[Date Prev][Date Next][Thread Prev][Thread Next][Date Index][Thread Index][Subject Index][Author Index]

RE: Theropod "migrations"

On Monday, April 26, 1999 9:15 PM, veselinka.stanisavac   
[SMTP:veselinka.stanisavac@siol.net] wrote:
>  << File: Header.TXT >>
> However, I still have trouble in figuring out how meat eaters  moved on
> leaving behind their (conservative - "immobile") herbivorous prey, just   
> find eventual new prey "on the other side of the hill , across the   
> across the river", etc. It could have happened just as an accidental   
> (many times in a long history, of course) - a sole predator or a group   
> crossing the "secret barrier" herbivorous dinosaurs didn't care   
crossing. A
> sort of "osmotic" barrier: transparent for predators but not for   
> dinosaurs (odd).

One possible scenario that crossed my mind is based some rather localised   
catastrophe (this touches some of the KT-speculations, actually). Maybe a   
local epidemic, flood, draught, bushfire, vulcanic eruption, whatever...

Of course (relatively) many herbivores often need to browse some sort of   
vegetation, meaning they have to eat many many relatively small mouthfuls   
for very long periods of time, while (relatively) many carnivores catch   
or find something to eat, eat as much as they can and then go about   
essentially without food until they are both hungry again and the next   
fooditem "comes along" (either caught or found).

This means relatively speaking, carnivores can "hop" much more easily   
from one group of potential prey to the next, which can be quite some   
distance away, while herbivores need more of a "green trail" to follow   
while migrating.

I can imagine one of the mentioned local catastrophe killing parts of   
both (edible) vegetation and the animal in a certain small local area.   
After that the left-over herbivores in the area continue feeding on the   
left-over vegetation, maybe doing a relatively slow migration away from   
the affected area towards unaffected area's. The remaining carnivores   
however could first feast on the victims from the event (not always   
possible of course, depending on the catastrophe). Perhaps they could   
even catch/eat the remaining herbivores and then have a full belly both   
nothing more to eat. Especially if the local event is a draught and the   
vegetation suffers severely and thus also the herbivores.

What would such a small group of carnivorous animals do that is the area   
they alwasy lived in but that no longer contains enough food for them or   
even food at all?
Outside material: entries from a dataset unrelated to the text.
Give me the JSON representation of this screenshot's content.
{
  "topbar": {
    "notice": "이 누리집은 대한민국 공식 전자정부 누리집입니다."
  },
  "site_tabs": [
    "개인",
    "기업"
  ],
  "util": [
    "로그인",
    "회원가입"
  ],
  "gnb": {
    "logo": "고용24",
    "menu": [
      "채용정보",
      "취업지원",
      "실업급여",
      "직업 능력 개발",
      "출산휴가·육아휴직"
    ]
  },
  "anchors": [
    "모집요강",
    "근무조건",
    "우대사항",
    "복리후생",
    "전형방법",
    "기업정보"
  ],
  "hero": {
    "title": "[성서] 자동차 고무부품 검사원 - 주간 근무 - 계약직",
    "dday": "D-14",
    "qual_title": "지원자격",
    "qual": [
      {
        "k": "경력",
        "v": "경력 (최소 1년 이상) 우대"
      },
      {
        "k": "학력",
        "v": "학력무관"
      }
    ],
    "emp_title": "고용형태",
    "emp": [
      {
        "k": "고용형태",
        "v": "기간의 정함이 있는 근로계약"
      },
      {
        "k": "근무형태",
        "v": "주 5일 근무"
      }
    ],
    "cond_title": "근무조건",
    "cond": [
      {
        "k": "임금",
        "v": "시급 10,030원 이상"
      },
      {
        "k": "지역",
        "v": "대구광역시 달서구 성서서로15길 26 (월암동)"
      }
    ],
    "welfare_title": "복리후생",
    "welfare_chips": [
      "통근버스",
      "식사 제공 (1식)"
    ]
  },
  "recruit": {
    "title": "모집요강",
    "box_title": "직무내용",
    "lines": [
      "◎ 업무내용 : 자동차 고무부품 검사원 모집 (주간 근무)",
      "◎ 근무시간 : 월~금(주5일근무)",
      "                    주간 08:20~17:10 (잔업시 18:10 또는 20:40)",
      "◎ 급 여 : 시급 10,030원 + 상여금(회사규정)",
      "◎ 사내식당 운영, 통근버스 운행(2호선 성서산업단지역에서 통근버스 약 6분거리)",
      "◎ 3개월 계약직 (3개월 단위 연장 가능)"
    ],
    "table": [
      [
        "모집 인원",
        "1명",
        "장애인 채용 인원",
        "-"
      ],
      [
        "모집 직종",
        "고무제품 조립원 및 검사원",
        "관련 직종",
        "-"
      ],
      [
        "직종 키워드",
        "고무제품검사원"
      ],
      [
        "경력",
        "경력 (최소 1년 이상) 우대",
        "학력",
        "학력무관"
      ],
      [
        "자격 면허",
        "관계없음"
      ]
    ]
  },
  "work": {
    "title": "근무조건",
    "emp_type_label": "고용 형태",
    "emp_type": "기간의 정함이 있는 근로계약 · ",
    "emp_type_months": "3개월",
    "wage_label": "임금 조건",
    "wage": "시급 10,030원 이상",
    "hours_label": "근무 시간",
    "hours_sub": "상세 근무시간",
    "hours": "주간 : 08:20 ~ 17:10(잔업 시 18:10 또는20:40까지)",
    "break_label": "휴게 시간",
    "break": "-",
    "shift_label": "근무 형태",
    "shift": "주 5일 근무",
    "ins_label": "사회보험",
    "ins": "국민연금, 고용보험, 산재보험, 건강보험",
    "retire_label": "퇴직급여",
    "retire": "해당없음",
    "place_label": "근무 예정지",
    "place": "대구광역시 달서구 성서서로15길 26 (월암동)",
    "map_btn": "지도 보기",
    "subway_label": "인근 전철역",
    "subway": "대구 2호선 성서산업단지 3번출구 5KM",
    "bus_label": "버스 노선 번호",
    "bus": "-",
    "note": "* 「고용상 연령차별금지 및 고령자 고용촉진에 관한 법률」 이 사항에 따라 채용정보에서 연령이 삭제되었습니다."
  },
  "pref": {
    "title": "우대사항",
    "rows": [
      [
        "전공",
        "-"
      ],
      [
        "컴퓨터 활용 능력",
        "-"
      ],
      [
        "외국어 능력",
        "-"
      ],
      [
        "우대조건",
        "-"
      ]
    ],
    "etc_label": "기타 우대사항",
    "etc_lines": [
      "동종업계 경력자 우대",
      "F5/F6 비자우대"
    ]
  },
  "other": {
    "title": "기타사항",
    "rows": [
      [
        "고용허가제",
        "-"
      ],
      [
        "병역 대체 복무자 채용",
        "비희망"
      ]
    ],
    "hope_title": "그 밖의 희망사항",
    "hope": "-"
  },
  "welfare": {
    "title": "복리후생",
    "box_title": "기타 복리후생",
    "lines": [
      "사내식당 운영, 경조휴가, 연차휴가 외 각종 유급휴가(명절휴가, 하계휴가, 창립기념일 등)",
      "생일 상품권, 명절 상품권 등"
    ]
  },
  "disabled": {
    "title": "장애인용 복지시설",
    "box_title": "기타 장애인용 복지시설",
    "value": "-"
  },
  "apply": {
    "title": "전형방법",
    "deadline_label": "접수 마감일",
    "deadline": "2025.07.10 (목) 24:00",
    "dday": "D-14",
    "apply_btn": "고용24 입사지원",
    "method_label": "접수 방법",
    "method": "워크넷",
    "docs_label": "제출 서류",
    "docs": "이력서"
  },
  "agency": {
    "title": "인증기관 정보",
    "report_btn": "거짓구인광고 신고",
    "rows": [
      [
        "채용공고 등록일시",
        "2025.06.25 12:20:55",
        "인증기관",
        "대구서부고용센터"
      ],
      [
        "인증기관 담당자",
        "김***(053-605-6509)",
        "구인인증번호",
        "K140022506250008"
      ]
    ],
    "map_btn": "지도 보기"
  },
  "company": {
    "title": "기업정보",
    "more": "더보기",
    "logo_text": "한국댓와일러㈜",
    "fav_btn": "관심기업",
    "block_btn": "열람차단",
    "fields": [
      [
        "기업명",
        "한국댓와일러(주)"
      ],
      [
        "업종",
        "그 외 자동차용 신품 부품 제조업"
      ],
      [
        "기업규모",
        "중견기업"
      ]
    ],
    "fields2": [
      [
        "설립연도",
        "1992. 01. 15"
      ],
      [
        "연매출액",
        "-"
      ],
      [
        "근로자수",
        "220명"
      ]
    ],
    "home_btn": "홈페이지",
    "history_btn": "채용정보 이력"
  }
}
They search for food. Such a group could very easily   
venture quite a long way into territory previously unknown to them; they   
really have no choice. Even if the group wanders around and finds nothing   
after all, in the course of millions of years I'm sure something like   
this must have happened at least regularly I guess, so even if say a   
percentage of such groups actually finds "a new home" succesfully before   
starving you would have an example of the kind of "osmotic barrier"   

Just some speculation by a computer programmer interested in the   
Mesozoic. Go ahead, fire at will.. (Oh no, sorry. Leave Will out of this.   
Just fire answer at me please. <grin>)

Met vriendelijke groeten,
Jarno Peschier

Attachment: WINMAIL.DAT
Description: Binary data